In a decision of 7 September 2010, the Dutch Patent Office (NL Octrooicentrum) on appeal confirmed its earlier decision to not grant a supplementary protection certificate (SPC) for the medicinal product tocilizumab, a humanized monoclonal antibody against the human interleukin-6 receptor, which is approved as a human rheumatoid arthritis drug. The applicant had requested an…

Sufficiency of disclosure is one of the requirements for the grant of a European patent (Art. 83 EPC). The disclosure in a patent specification shall enable the skilled person to apply the invention, i.e. to make the claimed product or apply the claimed process. A claimed product or process is often defined in general terms…
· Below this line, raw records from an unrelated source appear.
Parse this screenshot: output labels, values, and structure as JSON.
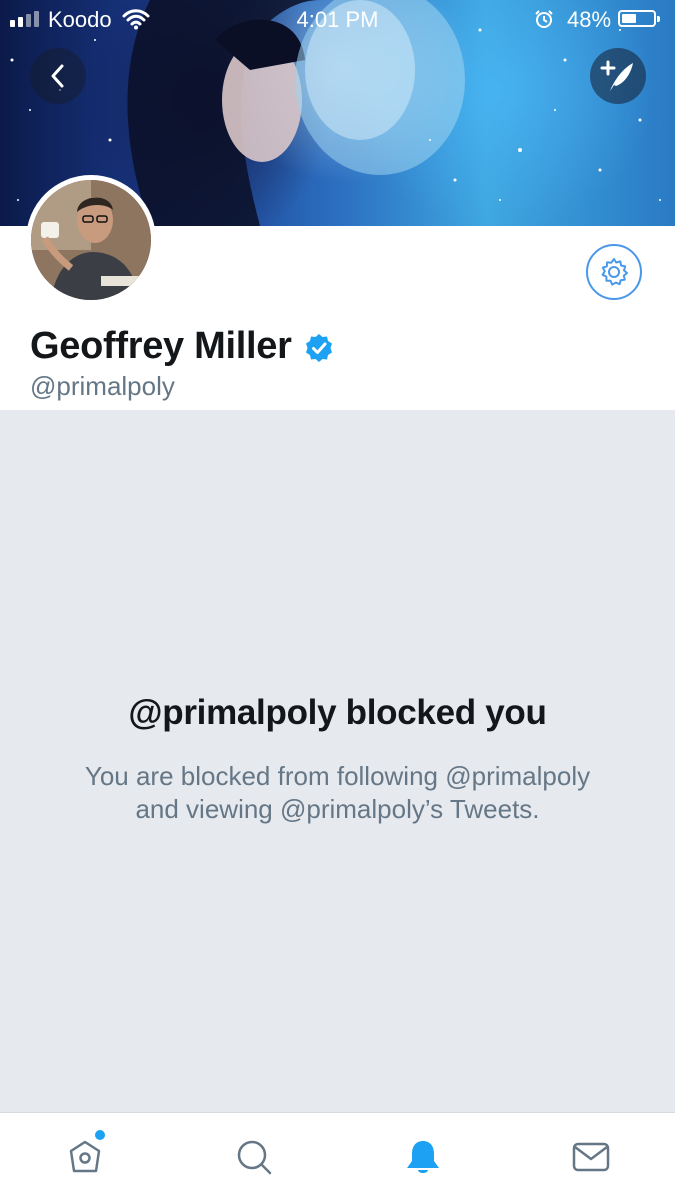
{
  "status_bar": {
    "carrier": "Koodo",
    "time": "4:01 PM",
    "battery_percent": "48%",
    "battery_level": 0.48
  },
  "header": {
    "back_icon": "chevron-left-icon",
    "compose_icon": "compose-tweet-icon"
  },
  "profile": {
    "name": "Geoffrey Miller",
    "handle": "@primalpoly",
    "verified": true,
    "settings_icon": "gear-icon"
  },
  "blocked": {
    "title": "@primalpoly blocked you",
    "line1": "You are blocked from following @primalpoly",
    "line2": "and viewing @primalpoly’s Tweets."
  },
  "tabbar": {
    "items": [
      {
        "name": "home",
        "icon": "home-icon",
        "has_notification_dot": true
      },
      {
        "name": "search",
        "icon": "search-icon"
      },
      {
        "name": "notifications",
        "icon": "bell-icon",
        "active": true
      },
      {
        "name": "messages",
        "icon": "envelope-icon"
      }
    ],
    "active_color": "#1da1f2",
    "inactive_color": "#657786"
  }
}
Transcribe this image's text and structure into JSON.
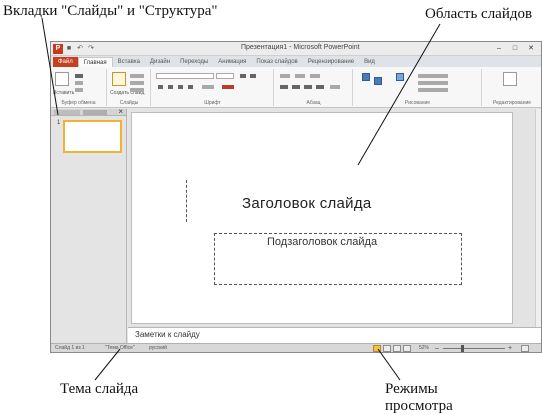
{
  "annotations": {
    "tabs_callout": "Вкладки \"Слайды\" и \"Структура\"",
    "slide_area_callout": "Область слайдов",
    "theme_callout": "Тема слайда",
    "view_modes_callout_line1": "Режимы",
    "view_modes_callout_line2": "просмотра"
  },
  "window": {
    "title": "Презентация1 - Microsoft PowerPoint",
    "app_icon_letter": "P"
  },
  "ribbon": {
    "file_tab": "Файл",
    "tabs": [
      "Главная",
      "Вставка",
      "Дизайн",
      "Переходы",
      "Анимация",
      "Показ слайдов",
      "Рецензирование",
      "Вид"
    ],
    "groups": [
      "Буфер обмена",
      "Слайды",
      "Шрифт",
      "Абзац",
      "Рисование",
      "Редактирование"
    ],
    "paste_label": "Вставить",
    "new_slide_label": "Создать слайд"
  },
  "slides_pane": {
    "slide_number": "1"
  },
  "slide": {
    "title": "Заголовок слайда",
    "subtitle": "Подзаголовок слайда"
  },
  "notes": {
    "text": "Заметки к слайду"
  },
  "statusbar": {
    "slide_counter": "Слайд 1 из 1",
    "theme": "\"Тема Office\"",
    "language": "русский",
    "zoom": "52%"
  },
  "icons": [
    "close-icon",
    "minimize-icon",
    "maximize-icon",
    "save-icon",
    "undo-icon",
    "redo-icon",
    "normal-view-icon",
    "slide-sorter-icon",
    "reading-view-icon",
    "slideshow-icon",
    "zoom-in-icon",
    "zoom-out-icon",
    "fit-to-window-icon"
  ],
  "colors": {
    "file_tab": "#c4401f",
    "thumbnail_border": "#f2b232",
    "active_view": "#f3c24a"
  }
}
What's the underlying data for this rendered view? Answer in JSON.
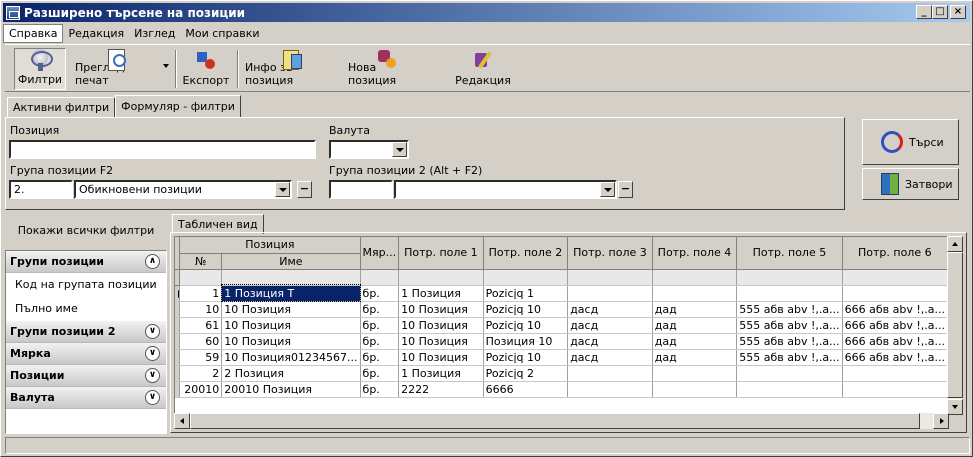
{
  "window": {
    "title": "Разширено търсене на позиции"
  },
  "menu": [
    "Справка",
    "Редакция",
    "Изглед",
    "Мои справки"
  ],
  "toolbar": {
    "filters": "Филтри",
    "preview": "Преглед печат",
    "export": "Експорт",
    "info": "Инфо за позиция",
    "new": "Нова позиция",
    "edit": "Редакция"
  },
  "filter_tabs": [
    "Активни филтри",
    "Формуляр - филтри"
  ],
  "form": {
    "position_label": "Позиция",
    "position_value": "",
    "currency_label": "Валута",
    "currency_value": "",
    "group_label": "Група позиции  F2",
    "group_code": "2.",
    "group_name": "Обикновени позиции",
    "group2_label": "Група позиции 2 (Alt + F2)",
    "group2_code": "",
    "group2_name": ""
  },
  "buttons": {
    "search": "Търси",
    "close": "Затвори"
  },
  "left": {
    "show_all": "Покажи всички филтри",
    "groups": [
      {
        "title": "Групи позиции",
        "expanded": true,
        "items": [
          "Код на групата позиции",
          "Пълно име"
        ]
      },
      {
        "title": "Групи позиции 2",
        "expanded": false,
        "items": []
      },
      {
        "title": "Мярка",
        "expanded": false,
        "items": []
      },
      {
        "title": "Позиции",
        "expanded": false,
        "items": []
      },
      {
        "title": "Валута",
        "expanded": false,
        "items": []
      }
    ]
  },
  "grid": {
    "tab": "Табличен вид",
    "band": "Позиция",
    "headers": [
      "№",
      "Име",
      "Мяр...",
      "Потр. поле 1",
      "Потр. поле 2",
      "Потр. поле 3",
      "Потр. поле 4",
      "Потр. поле 5",
      "Потр. поле 6"
    ],
    "rows": [
      [
        "1",
        "1 Позиция T",
        "бр.",
        "1 Позиция",
        "Pozicįq 1",
        "",
        "",
        "",
        ""
      ],
      [
        "10",
        "10 Позиция",
        "бр.",
        "10 Позиция",
        "Pozicįq 10",
        "дасд",
        "дад",
        "555 абв abv !,.a...",
        "666 абв abv !,.a..."
      ],
      [
        "61",
        "10 Позиция",
        "бр.",
        "10 Позиция",
        "Pozicįq 10",
        "дасд",
        "дад",
        "555 абв abv !,.a...",
        "666 абв abv !,.a..."
      ],
      [
        "60",
        "10 Позиция",
        "бр.",
        "10 Позиция",
        "Позиция 10",
        "дасд",
        "дад",
        "555 абв abv !,.a...",
        "666 абв abv !,.a..."
      ],
      [
        "59",
        "10 Позиция01234567...",
        "бр.",
        "10 Позиция",
        "Pozicįq 10",
        "дасд",
        "дад",
        "555 абв abv !,.a...",
        "666 абв abv !,.a..."
      ],
      [
        "2",
        "2 Позиция",
        "бр.",
        "1 Позиция",
        "Pozicįq 2",
        "",
        "",
        "",
        ""
      ],
      [
        "20010",
        "20010 Позиция",
        "бр.",
        "2222",
        "6666",
        "",
        "",
        "",
        ""
      ]
    ]
  }
}
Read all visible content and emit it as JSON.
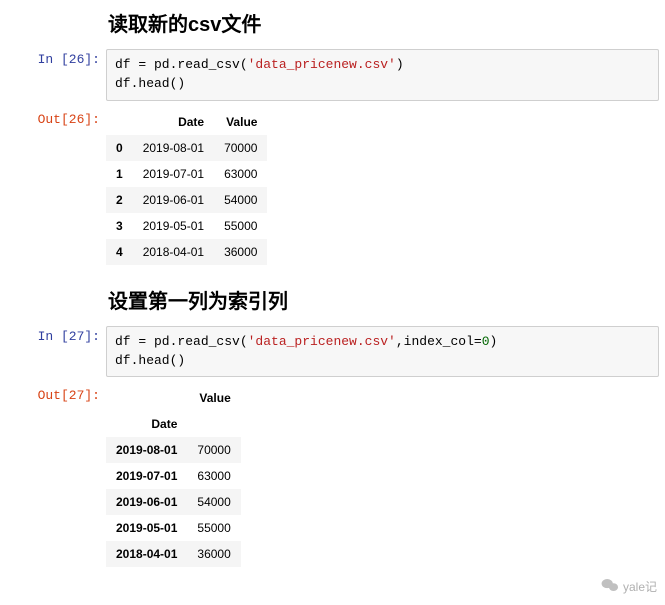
{
  "sections": [
    {
      "heading": "读取新的csv文件",
      "in_prompt": "In [26]:",
      "out_prompt": "Out[26]:",
      "code_prefix": "df = pd.read_csv(",
      "code_str": "'data_pricenew.csv'",
      "code_suffix": ")",
      "code_line2": "df.head()",
      "table": {
        "index_name": "",
        "columns": [
          "Date",
          "Value"
        ],
        "rows": [
          {
            "idx": "0",
            "cells": [
              "2019-08-01",
              "70000"
            ]
          },
          {
            "idx": "1",
            "cells": [
              "2019-07-01",
              "63000"
            ]
          },
          {
            "idx": "2",
            "cells": [
              "2019-06-01",
              "54000"
            ]
          },
          {
            "idx": "3",
            "cells": [
              "2019-05-01",
              "55000"
            ]
          },
          {
            "idx": "4",
            "cells": [
              "2018-04-01",
              "36000"
            ]
          }
        ]
      }
    },
    {
      "heading": "设置第一列为索引列",
      "in_prompt": "In [27]:",
      "out_prompt": "Out[27]:",
      "code_prefix": "df = pd.read_csv(",
      "code_str": "'data_pricenew.csv'",
      "code_mid": ",index_col=",
      "code_num": "0",
      "code_suffix": ")",
      "code_line2": "df.head()",
      "table": {
        "index_name": "Date",
        "columns": [
          "Value"
        ],
        "rows": [
          {
            "idx": "2019-08-01",
            "cells": [
              "70000"
            ]
          },
          {
            "idx": "2019-07-01",
            "cells": [
              "63000"
            ]
          },
          {
            "idx": "2019-06-01",
            "cells": [
              "54000"
            ]
          },
          {
            "idx": "2019-05-01",
            "cells": [
              "55000"
            ]
          },
          {
            "idx": "2018-04-01",
            "cells": [
              "36000"
            ]
          }
        ]
      }
    }
  ],
  "watermark": "yale记"
}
The District Court of The Hague granted Mundipharma a provisional injunction against Sandoz for infringement of its patent for a controlled release oxycodon formulation. The District Court suspended its decision on the validity and infringement of the patent in the main action until a final decision has been rendered in the opposition proceedings. The Court…

According to the Advocate General Article 9 of the Biotechnology Directive does not limit the scope of protection of patents for biotechnology inventions. Nonetheless protection for DNA sequences as such is excluded.

In its decision rendered on 19 March 2008 the District Court of The Hague referred questions to the European Court of Justice on the interpretation of article 9 of Directive 98/44/EC 0f the European Parliament and of the Council of 6 July 1998 on the legal protection of biotechnological inventions (“Biotechnology Directive”). In particular the Dutch court wished to know whether article 9 of the Biotechnology Directive should be interpreted as extending the rights conferred by a patent covering a biotechnological invention, or, on the contrary, whether it should be interpreted to limit the proprietor’s right to prevent the exploitation of material containing the patented product (DNA sequence), on the condition that such product still performs its function. The Advocate General in his opinion comes to the conclusion that it is irrefutable that article 9 of the Biotechnology Directive is a rule for the extension of patent protection. However, in his opinion the system put in place by the Biotechnology Directive excludes protection for DNA sequences as such. Such protection is limited “to the situations in which the genetic information is currently performing the functions described in the patent.” But how does this relate to the obligations under the European Patent Convention (EPC)?

As the Supreme Court had held for European Patents (SC 6 March 2009 Boston Scientific/Medinol), the Court of Appeal now affirms that the so-called Spiro/Flamco doctrine, which set strict requirements for partial nullification/maintenance of a patent, is also no longer applicable to Dutch patents since EPC 2000 came into force. The patent holder has the…

The District Court of The Hague holds the Dutch part of Eli Lilly’s olanzapine patent and SPC invalid because the substance olanzapine has been directly and unambiguously disclosed in a prior art document. According to the Court, the person skilled in the art will immediately recognize the error and the correction for this error in…